Direct appeal to the Commonwealth Court of Pennsylvania from the order of the Court of Common Pleas of Lackawanna County at No. 1138 May Term, 1970, in case of In Re: Appeal of John Robert Horvath.
Joseph P. Brennan, with him Eugene F. Smith, for appellant.
Anthony J. Maiorana, Assistant Attorney General, with him Robert W. Cunliffe, Deputy Attorney General, and Fred Speaker, Attorney General, for appellee.
Judges Kramer, Wilkinson, Jr., and Rogers, sitting as a panel of three.
This case involves an appeal from an Order of the Court of Common Pleas of Lackawanna County dated July 22, 1970. This order affirmed the action of the Secretary of Revenue (now Secretary of Transportation) suspending the operator's license of John Robert Horvath (appellant).
The Attorney General, in the name of the Commonwealth (appellee) filed a Motion to Quash on the
grounds that the appeal was not perfected until October 13, 1970, a date which was beyond the 30 day appeal period as set down in the Appellate Court Jurisdiction Act of 1970, Act of July 31, 1970, P.L. (Act No. 223), 17 P.S. 211.101-211.501. In fact appellant filed his appeal on October 6, 1970, within 30 days of the effective date of the Appellate Court Jurisdiction Act and within 90 days from the issuance of the order, as granted by the earlier statute (12 P.S. 1136).
The Motion to Quash therefore will be denied.
Turning now to the merits, under The Vehicle Code (Act of August 6, 1963, P.L. 509, as amended), 75 P.S. 620, the Courts of Common Pleas, in appeals arising from suspensions of operator's licenses are directed to hear such cases de novo.

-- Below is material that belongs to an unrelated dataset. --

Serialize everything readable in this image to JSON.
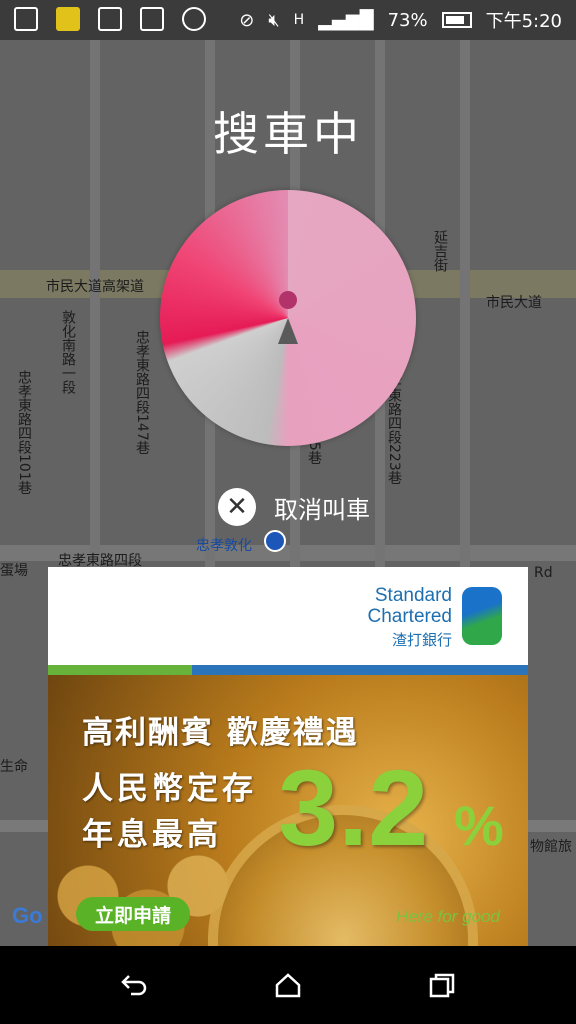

The Common Pleas Judge has the duty to make findings of fact sufficient to support the Order of Court. Commonwealth of Pennsylvania v. Jerry M. Royer, 213 Pa. Super. 17, 245 A.2d 716 (1968), Handwerk Appeal, 348 Pa. 263, 35 A.2d 289 (1944), Commonwealth v. Wagner, 364 Pa. 566, 73 A.2d 676 (1950).
In the instant case the Judge failed to make findings of fact, and it is therefore not possible for an appellate court to review the Court's order. When the proper procedure is not followed, the matter should be remanded so that the court below may discharge its responsibility. Commonwealth v. Strobel, 375 Pa. ...